> _Data excerpts_
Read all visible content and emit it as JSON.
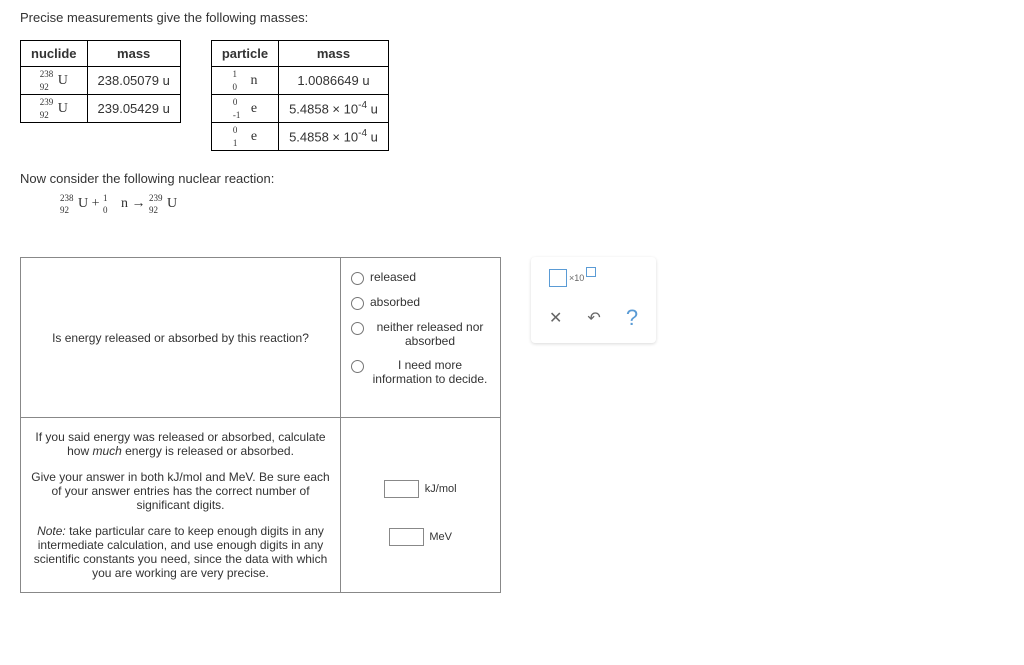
{
  "intro": "Precise measurements give the following masses:",
  "nuclideTable": {
    "headers": [
      "nuclide",
      "mass"
    ],
    "rows": [
      {
        "sup": "238",
        "sub": "92",
        "sym": "U",
        "mass": "238.05079 u"
      },
      {
        "sup": "239",
        "sub": "92",
        "sym": "U",
        "mass": "239.05429 u"
      }
    ]
  },
  "particleTable": {
    "headers": [
      "particle",
      "mass"
    ],
    "rows": [
      {
        "sup": "1",
        "sub": "0",
        "sym": "n",
        "mass": "1.0086649 u"
      },
      {
        "sup": "0",
        "sub": "-1",
        "sym": "e",
        "massPrefix": "5.4858 × 10",
        "massExp": "-4",
        "massSuffix": " u"
      },
      {
        "sup": "0",
        "sub": "1",
        "sym": "e",
        "massPrefix": "5.4858 × 10",
        "massExp": "-4",
        "massSuffix": " u"
      }
    ]
  },
  "considerLabel": "Now consider the following nuclear reaction:",
  "reaction": {
    "r1": {
      "sup": "238",
      "sub": "92",
      "sym": "U"
    },
    "plus": " + ",
    "r2": {
      "sup": "1",
      "sub": "0",
      "sym": "n"
    },
    "arrow": " → ",
    "p1": {
      "sup": "239",
      "sub": "92",
      "sym": "U"
    }
  },
  "question1": "Is energy released or absorbed by this reaction?",
  "options": {
    "o1": "released",
    "o2": "absorbed",
    "o3": "neither released nor absorbed",
    "o4": "I need more information to decide."
  },
  "question2a": "If you said energy was released or absorbed, calculate how ",
  "question2a_em": "much",
  "question2a_end": " energy is released or absorbed.",
  "question2b": "Give your answer in both kJ/mol and MeV. Be sure each of your answer entries has the correct number of significant digits.",
  "question2c_prefix": "Note:",
  "question2c": " take particular care to keep enough digits in any intermediate calculation, and use enough digits in any scientific constants you need, since the data with which you are working are very precise.",
  "units": {
    "u1": "kJ/mol",
    "u2": "MeV"
  },
  "toolbar": {
    "x10": "×10"
  }
}
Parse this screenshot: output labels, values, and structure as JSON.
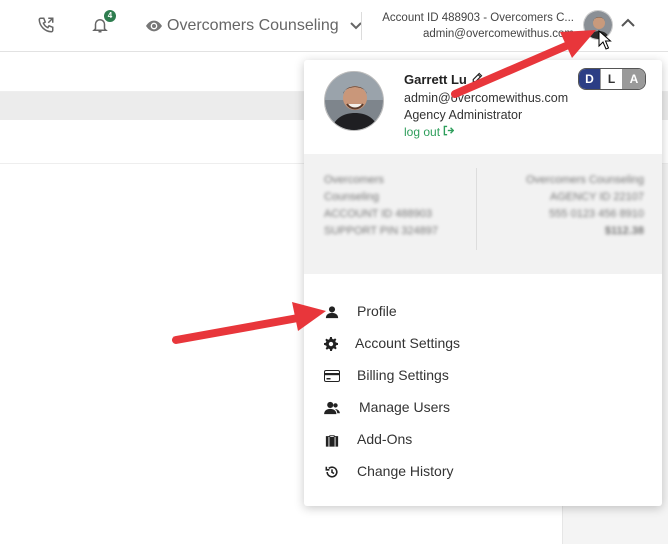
{
  "topbar": {
    "notification_count": "4",
    "agency_name": "Overcomers Counseling",
    "account_line": "Account ID 488903  -  Overcomers C...",
    "account_email": "admin@overcomewithus.com"
  },
  "profile": {
    "name": "Garrett Lu",
    "email": "admin@overcomewithus.com",
    "role": "Agency Administrator",
    "logout_label": "log out"
  },
  "mode_toggle": [
    "D",
    "L",
    "A"
  ],
  "blurred": {
    "left_title": "Overcomers Counseling",
    "left_line1": "ACCOUNT ID 488903",
    "left_line2": "SUPPORT PIN 324897",
    "right_title": "Overcomers Counseling",
    "right_line1": "AGENCY ID 22107",
    "right_line2": "555 0123 456 8910",
    "right_line3": "$112.38"
  },
  "menu": [
    {
      "label": "Profile",
      "icon": "user-icon"
    },
    {
      "label": "Account Settings",
      "icon": "gear-icon"
    },
    {
      "label": "Billing Settings",
      "icon": "credit-card-icon"
    },
    {
      "label": "Manage Users",
      "icon": "users-icon"
    },
    {
      "label": "Add-Ons",
      "icon": "briefcase-icon"
    },
    {
      "label": "Change History",
      "icon": "history-icon"
    }
  ],
  "colors": {
    "accent_green": "#2e9e5b",
    "toggle_dark": "#2c3e85",
    "arrow_red": "#e8363b"
  }
}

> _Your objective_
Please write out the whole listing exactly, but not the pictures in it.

> _Task solution_
Read all visible content and emit it as JSON.
{
  "intro": "Precise measurements give the following masses:",
  "nuclideTable": {
    "headers": [
      "nuclide",
      "mass"
    ],
    "rows": [
      {
        "sup": "238",
        "sub": "92",
        "sym": "U",
        "mass": "238.05079 u"
      },
      {
        "sup": "239",
        "sub": "92",
        "sym": "U",
        "mass": "239.05429 u"
      }
    ]
  },
  "particleTable": {
    "headers": [
      "particle",
      "mass"
    ],
    "rows": [
      {
        "sup": "1",
        "sub": "0",
        "sym": "n",
        "mass": "1.0086649 u"
      },
      {
        "sup": "0",
        "sub": "-1",
        "sym": "e",
        "massPrefix": "5.4858 × 10",
        "massExp": "-4",
        "massSuffix": " u"
      },
      {
        "sup": "0",
        "sub": "1",
        "sym": "e",
        "massPrefix": "5.4858 × 10",
        "massExp": "-4",
        "massSuffix": " u"
      }
    ]
  },
  "considerLabel": "Now consider the following nuclear reaction:",
  "reaction": {
    "r1": {
      "sup": "238",
      "sub": "92",
      "sym": "U"
    },
    "plus": " + ",
    "r2": {
      "sup": "1",
      "sub": "0",
      "sym": "n"
    },
    "arrow": " → ",
    "p1": {
      "sup": "239",
      "sub": "92",
      "sym": "U"
    }
  },
  "question1": "Is energy released or absorbed by this reaction?",
  "options": {
    "o1": "released",
    "o2": "absorbed",
    "o3": "neither released nor absorbed",
    "o4": "I need more information to decide."
  },
  "question2a": "If you said energy was released or absorbed, calculate how ",
  "question2a_em": "much",
  "question2a_end": " energy is released or absorbed.",
  "question2b": "Give your answer in both kJ/mol and MeV. Be sure each of your answer entries has the correct number of significant digits.",
  "question2c_prefix": "Note:",
  "question2c": " take particular care to keep enough digits in any intermediate calculation, and use enough digits in any scientific constants you need, since the data with which you are working are very precise.",
  "units": {
    "u1": "kJ/mol",
    "u2": "MeV"
  },
  "toolbar": {
    "x10": "×10"
  }
}
Parse this screenshot: output labels, values, and structure as JSON.
{
  "topbar": {
    "notification_count": "4",
    "agency_name": "Overcomers Counseling",
    "account_line": "Account ID 488903  -  Overcomers C...",
    "account_email": "admin@overcomewithus.com"
  },
  "profile": {
    "name": "Garrett Lu",
    "email": "admin@overcomewithus.com",
    "role": "Agency Administrator",
    "logout_label": "log out"
  },
  "mode_toggle": [
    "D",
    "L",
    "A"
  ],
  "blurred": {
    "left_title": "Overcomers Counseling",
    "left_line1": "ACCOUNT ID 488903",
    "left_line2": "SUPPORT PIN 324897",
    "right_title": "Overcomers Counseling",
    "right_line1": "AGENCY ID 22107",
    "right_line2": "555 0123 456 8910",
    "right_line3": "$112.38"
  },
  "menu": [
    {
      "label": "Profile",
      "icon": "user-icon"
    },
    {
      "label": "Account Settings",
      "icon": "gear-icon"
    },
    {
      "label": "Billing Settings",
      "icon": "credit-card-icon"
    },
    {
      "label": "Manage Users",
      "icon": "users-icon"
    },
    {
      "label": "Add-Ons",
      "icon": "briefcase-icon"
    },
    {
      "label": "Change History",
      "icon": "history-icon"
    }
  ],
  "colors": {
    "accent_green": "#2e9e5b",
    "toggle_dark": "#2c3e85",
    "arrow_red": "#e8363b"
  }
}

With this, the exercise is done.